Two-dimensional (2D) materials are the thinnest nanomaterials known to exist. Being only a single or few layers of atoms thick, these delicate sheets have found many applications in electronic devices, quantum optics and photovoltaic technology. Pankaj K. Jha, assistant professor…
A Taste of Science
Area students got a taste of science, thanks to members of the Department of Chemistry.
Gary Bonomo G’10, a lab supervisor and general chemistry lab instructor, and Deborah Maley, the department’s budget administrator, led a hands-on chemistry workshop in Syracuse’s historic Burnet Park. The program included various demonstrations, including one on the science of making ice cream.
Their appearance was part of the YMCA Power Scholars Academy, presented in conjunction with Building Educated Leaders for Life (BELL) and the City of Syracuse Department of Parks, Recreation and Youth Programs.
“What happens when you combine cream, sugar, vanilla flavoring and liquid nitrogen?” Bonomo asked the rapt audience of local YMCA students. “You get delicious ice cream—the perfect treat for a hot summer day.”
The young scholars also discovered that, when they dipped a rose into liquid nitrogen, its petals froze. Bonomo explained how the cells in each petal contain oily membranes, which hold water. Freeze the cell, and the water turns to ice.
“The petals can break apart and shatter,” Bonomo added.
Liquid nitrogen was not the only thing on the menu. Scholars donned splash goggles and gloves for a lesson on slime. Working with a water-soluble polymer called polyvinyl alcohol (found in Silly Putty, Gak and glue), they added water, Borax and food coloring to make various gel-like substances.
Bonomo described polymers as long chains of repeating chemical units.
“The ‘poly’ means it is a ‘polymer,'” he explained, clad in a white laboratory coat. “The Borax cross-links many of the polymer chains together to make a slimy toy that is fun to play with.”
Maley was thrilled to teach alongside her daughter, Kimberly ’09, a Baldwinsville elementary school teacher who works part-time for the Power Scholars Academy. “The event, especially the ice cream-making lesson, was enjoyed by everyone,” Deborah says. “We were honored to work with such enthusiastic scholars.

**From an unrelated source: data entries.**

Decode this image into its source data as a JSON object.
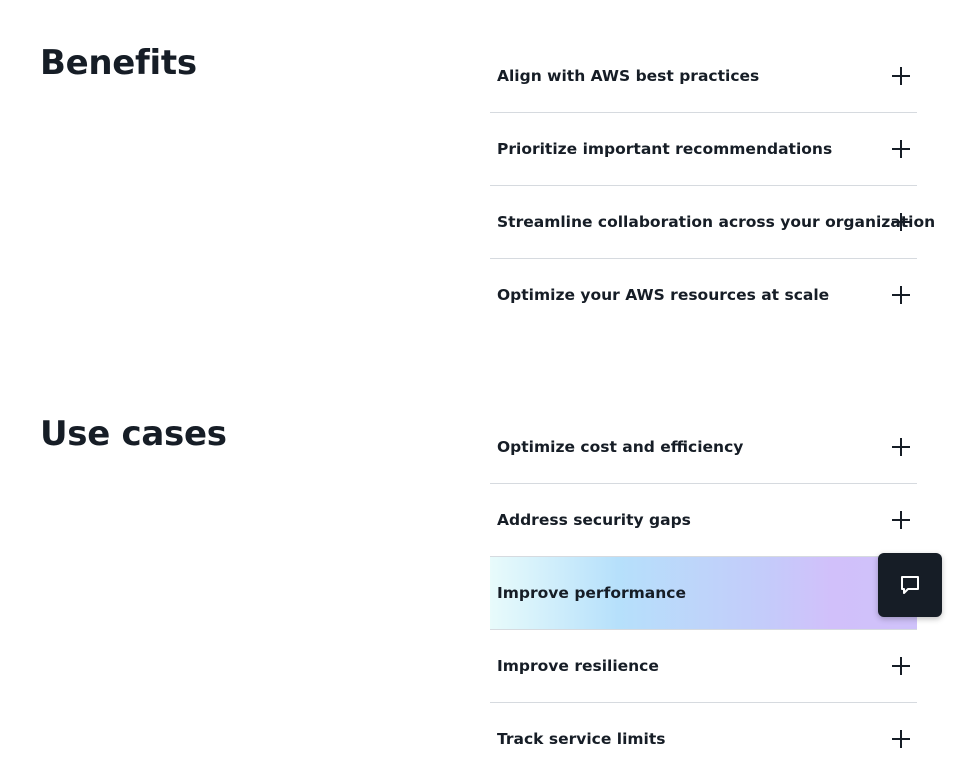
{
  "benefits": {
    "title": "Benefits",
    "items": [
      {
        "label": "Align with AWS best practices"
      },
      {
        "label": "Prioritize important recommendations"
      },
      {
        "label": "Streamline collaboration across your organization"
      },
      {
        "label": "Optimize your AWS resources at scale"
      }
    ]
  },
  "use_cases": {
    "title": "Use cases",
    "items": [
      {
        "label": "Optimize cost and efficiency"
      },
      {
        "label": "Address security gaps"
      },
      {
        "label": "Improve performance"
      },
      {
        "label": "Improve resilience"
      },
      {
        "label": "Track service limits"
      }
    ]
  },
  "chat": {
    "icon": "chat-icon"
  },
  "colors": {
    "text": "#161d26",
    "divider": "#d6dadf",
    "chat_bg": "#161d26"
  }
}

Inspiring the next generation of scientists is truly rewarding.”
In the words of one young scholar, “It was the best day ever.”

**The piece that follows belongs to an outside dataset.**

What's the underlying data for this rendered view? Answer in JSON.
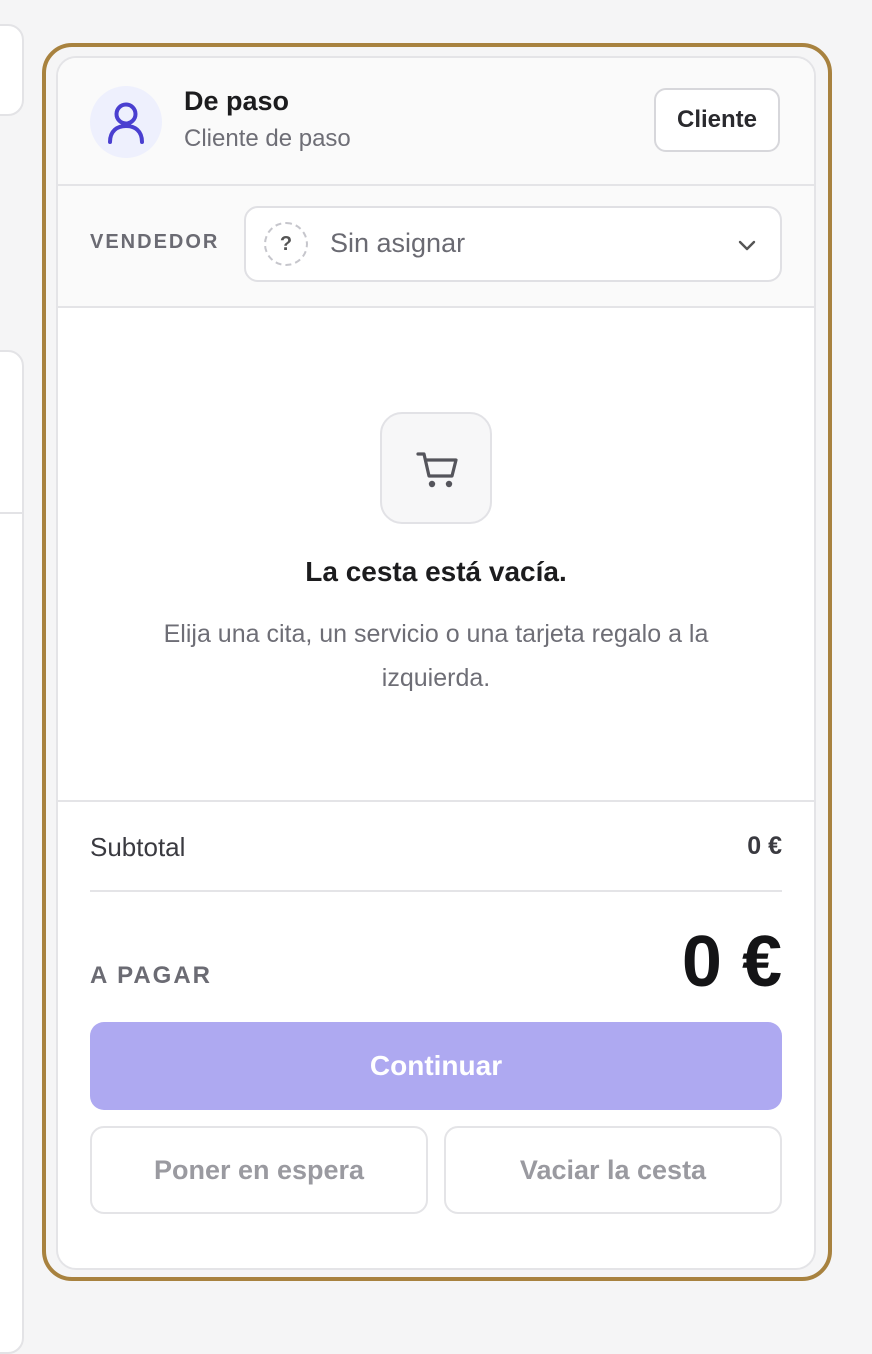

Housed in the College of Arts and Sciences, the chemistry department provides graduate and undergraduate opportunities in organic, inorganic and physical chemistry.

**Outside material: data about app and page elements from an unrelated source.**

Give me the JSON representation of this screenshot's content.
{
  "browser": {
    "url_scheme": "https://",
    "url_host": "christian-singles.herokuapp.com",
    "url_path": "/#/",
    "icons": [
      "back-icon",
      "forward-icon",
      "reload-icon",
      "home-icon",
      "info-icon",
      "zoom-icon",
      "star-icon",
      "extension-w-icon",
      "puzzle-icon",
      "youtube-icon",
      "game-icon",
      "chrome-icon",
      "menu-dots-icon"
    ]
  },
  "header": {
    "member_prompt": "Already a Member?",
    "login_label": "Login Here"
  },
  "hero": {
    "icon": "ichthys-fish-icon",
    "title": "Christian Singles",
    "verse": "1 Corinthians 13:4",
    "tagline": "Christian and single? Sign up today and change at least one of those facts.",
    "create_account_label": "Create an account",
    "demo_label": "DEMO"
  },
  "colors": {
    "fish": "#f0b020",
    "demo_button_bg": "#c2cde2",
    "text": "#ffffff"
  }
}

The Power Scholars Academy is a free, five-week program for rising third, fourth and fifth graders in the City of Syracuse. Built on BELL’s evidence-based model, the program blends small-group instruction with immersive enrichment and community engagement activities. The academy is part of a nationwide initiative serving more than 4,600 K-8 scholars, many of whom are categorized as at risk.